NOTE: Only peer-reviewed works accepted to a journal may be deposited in Touro Scholar and PubMed Central. 



  • Not traditionally considered a "true" open access publication, as the published version may be closed. 
  • Permissions vary by journal. 
  • Author rights vary by journal. 
  • Journals may impose a delay of up to one year before the article version can be made available in a repository. 
  • Deposit may not be automatic by the publisher (author must deposit). 


  • This article was published in the subscription journal, The New England Journal of Medicine

Due to a funding requirement, the author manuscript is was made publicly available in PubMed Central. From PubMed, the published, formatted version is avilable via the New England Journal of Medicine link, while the author manuscript is freely accessible via the PMC link.



Find open access, copyright, and archiving permissions by journal in SHERPA ROMEO, or on the journal's homepage. NYMC librarians are available to assist you. 


What are Author Processing Charges (APCs)?

What to Know About APCs

Most Gold and Hybrid journals charge authors an "APC" ("author processing charge", aka "author processing fee" or "author publishing charge") for making a work open access. This is meant to cover the publisher's cost of doing business while the journal or article is not being made available as the result of paid subscriptions. 

  • NOTE: Credible open access journals, as well as predatory ones, are likely to charge authors fees for publishing. One important distinction is that a credible journal will not charge the author either before the work has been formallly accepted to the journal, or before a peer-review process has taken place. Beware of journals with an unclear peer review process, that charge a fee before peer review has taken place, or that solicit and accept a research article for publication no peer review. 
  • APCs range in cost from a few hundred dollars to more than 10,000 USD per article for prestigious journals. 
  • Be cautious of journals that are not upfront about author fees on their journal homepage. The journal's information for authors should clearly state if an APC will be required prior to publication, and what the fee will be. 

Plan Ahead

  • If publishing your research results under an open license is important to you, or if your grant requires your work to be publicly accessible, consider budgeting publishing costs into your grant proposal
  • When submitting a work to a journal, never check an option for open unless you understand the fees involved, and know your rights as author. It can be hard to back-track on this selection after acceptance. 
  • If an APC is not in your budget, check out if there are no-cost options for making the work open, such as a diamond or green model. Even if you plan to submit to a subscription journals, you may want to consider the journal's green self-archiving options before making your selectionYour librarian can help

Journals that Offer Discounts on Author Publication Fees

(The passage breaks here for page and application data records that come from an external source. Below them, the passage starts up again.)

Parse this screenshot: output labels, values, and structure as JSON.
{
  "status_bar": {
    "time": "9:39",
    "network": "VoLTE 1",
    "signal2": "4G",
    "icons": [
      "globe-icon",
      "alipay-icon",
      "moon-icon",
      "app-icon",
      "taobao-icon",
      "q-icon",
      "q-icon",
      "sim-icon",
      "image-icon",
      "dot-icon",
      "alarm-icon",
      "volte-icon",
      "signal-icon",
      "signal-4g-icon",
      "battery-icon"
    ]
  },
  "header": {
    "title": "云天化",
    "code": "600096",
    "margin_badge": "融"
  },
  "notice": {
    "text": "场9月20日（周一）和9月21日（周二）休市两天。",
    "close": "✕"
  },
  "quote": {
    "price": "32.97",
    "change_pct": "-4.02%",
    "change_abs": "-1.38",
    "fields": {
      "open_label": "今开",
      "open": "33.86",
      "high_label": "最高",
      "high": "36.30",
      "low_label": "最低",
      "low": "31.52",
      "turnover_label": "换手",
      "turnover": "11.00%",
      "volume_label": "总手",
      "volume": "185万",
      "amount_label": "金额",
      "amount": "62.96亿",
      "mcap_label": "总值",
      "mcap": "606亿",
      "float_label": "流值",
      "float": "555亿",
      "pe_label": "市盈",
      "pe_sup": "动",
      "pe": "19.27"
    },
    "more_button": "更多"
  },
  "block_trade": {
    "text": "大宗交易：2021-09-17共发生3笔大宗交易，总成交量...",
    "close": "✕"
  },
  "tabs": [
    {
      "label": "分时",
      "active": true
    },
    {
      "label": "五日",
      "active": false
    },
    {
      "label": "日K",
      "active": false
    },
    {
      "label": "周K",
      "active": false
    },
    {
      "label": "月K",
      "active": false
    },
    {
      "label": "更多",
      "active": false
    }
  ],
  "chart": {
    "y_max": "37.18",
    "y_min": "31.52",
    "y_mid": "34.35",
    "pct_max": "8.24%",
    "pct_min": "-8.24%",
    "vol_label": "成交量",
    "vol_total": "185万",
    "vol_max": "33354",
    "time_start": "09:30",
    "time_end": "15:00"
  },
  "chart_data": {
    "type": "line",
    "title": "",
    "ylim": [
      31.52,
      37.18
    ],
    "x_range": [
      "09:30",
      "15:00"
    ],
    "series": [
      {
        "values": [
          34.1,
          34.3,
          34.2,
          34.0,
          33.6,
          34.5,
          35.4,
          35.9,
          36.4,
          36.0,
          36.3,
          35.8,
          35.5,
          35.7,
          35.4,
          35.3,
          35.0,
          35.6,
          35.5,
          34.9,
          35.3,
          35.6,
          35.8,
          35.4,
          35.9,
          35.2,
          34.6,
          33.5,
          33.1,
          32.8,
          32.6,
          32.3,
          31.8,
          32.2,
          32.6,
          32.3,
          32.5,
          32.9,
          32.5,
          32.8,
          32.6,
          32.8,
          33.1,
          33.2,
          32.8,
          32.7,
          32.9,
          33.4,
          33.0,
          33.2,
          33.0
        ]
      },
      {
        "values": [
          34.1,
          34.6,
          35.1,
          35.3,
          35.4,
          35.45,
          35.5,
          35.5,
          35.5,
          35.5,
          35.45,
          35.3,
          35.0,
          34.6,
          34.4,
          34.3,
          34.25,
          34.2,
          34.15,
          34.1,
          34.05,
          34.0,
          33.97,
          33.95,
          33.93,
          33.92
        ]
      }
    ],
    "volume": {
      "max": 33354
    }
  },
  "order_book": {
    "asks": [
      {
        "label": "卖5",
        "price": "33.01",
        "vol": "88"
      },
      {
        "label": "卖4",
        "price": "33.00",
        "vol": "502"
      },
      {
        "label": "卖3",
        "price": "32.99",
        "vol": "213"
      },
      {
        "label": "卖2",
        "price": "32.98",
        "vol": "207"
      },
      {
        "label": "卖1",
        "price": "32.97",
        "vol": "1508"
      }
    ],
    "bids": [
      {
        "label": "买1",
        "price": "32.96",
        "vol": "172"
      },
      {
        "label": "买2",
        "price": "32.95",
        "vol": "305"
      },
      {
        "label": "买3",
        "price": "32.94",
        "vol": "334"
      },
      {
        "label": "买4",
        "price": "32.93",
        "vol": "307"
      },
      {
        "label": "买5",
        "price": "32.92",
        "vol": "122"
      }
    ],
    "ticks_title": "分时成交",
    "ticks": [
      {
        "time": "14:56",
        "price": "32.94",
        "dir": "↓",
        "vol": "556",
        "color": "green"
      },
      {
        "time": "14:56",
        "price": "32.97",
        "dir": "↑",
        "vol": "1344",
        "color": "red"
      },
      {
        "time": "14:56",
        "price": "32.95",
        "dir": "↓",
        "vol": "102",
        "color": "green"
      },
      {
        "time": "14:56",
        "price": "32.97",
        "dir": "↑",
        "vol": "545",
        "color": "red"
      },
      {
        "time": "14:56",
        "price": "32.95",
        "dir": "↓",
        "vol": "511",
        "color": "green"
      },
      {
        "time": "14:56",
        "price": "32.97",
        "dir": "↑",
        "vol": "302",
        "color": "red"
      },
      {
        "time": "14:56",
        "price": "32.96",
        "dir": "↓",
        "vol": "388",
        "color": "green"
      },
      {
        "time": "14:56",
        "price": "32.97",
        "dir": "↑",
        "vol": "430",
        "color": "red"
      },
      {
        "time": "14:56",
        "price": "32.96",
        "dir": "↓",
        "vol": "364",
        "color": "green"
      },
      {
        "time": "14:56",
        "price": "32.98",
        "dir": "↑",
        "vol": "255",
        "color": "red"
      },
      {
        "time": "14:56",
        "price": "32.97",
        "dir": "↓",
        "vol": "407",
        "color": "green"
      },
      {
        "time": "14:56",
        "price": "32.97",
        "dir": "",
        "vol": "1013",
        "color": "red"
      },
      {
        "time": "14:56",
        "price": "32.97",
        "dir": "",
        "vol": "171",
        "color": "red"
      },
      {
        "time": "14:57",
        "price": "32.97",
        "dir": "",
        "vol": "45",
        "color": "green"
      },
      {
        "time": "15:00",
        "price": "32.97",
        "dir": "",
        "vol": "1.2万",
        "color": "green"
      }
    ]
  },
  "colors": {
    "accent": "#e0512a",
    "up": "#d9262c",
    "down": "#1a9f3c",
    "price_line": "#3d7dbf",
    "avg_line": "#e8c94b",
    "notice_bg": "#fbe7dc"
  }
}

Journal/Publisher Fee Information Information NYMC Library Status
American Chemical Society (ACS) Author Choice Authors from a subscriber institution are entitled to a discount on article processing fees for open access articles. Additional discounts apply if authors are ACS members. ACS Author Choice subscriber institution
British Journal of Cancer (Nature) Authors from a subscriber institution are entitled to a discount on article processing fees for open access articles. BJC Open - FAQs for Authors subscriber institution
Proceedings of the National Academy of Sciences (PNAS) Authors from a subscriber institution are entitled to a discount on article processing fees for open access articles. PNAS Open Access Option subscriber institution (2017 site license)
BMJ Case Reports Authors from a subscriber institution are entitled to unlimited article submission with no publication fees. Contact an NYMC Librarian subscriber institution


Creative Commons Licenses

Many open access works are licensed with a Creative Commons license, which define the works' terms of use. 

There are six types of Creative Commons licenses, with varying degrees of openness. This chart will help you distinguish between them: 

Image result for creative commons licenseCreative Commons licenses by Foter (CC-BY-SA)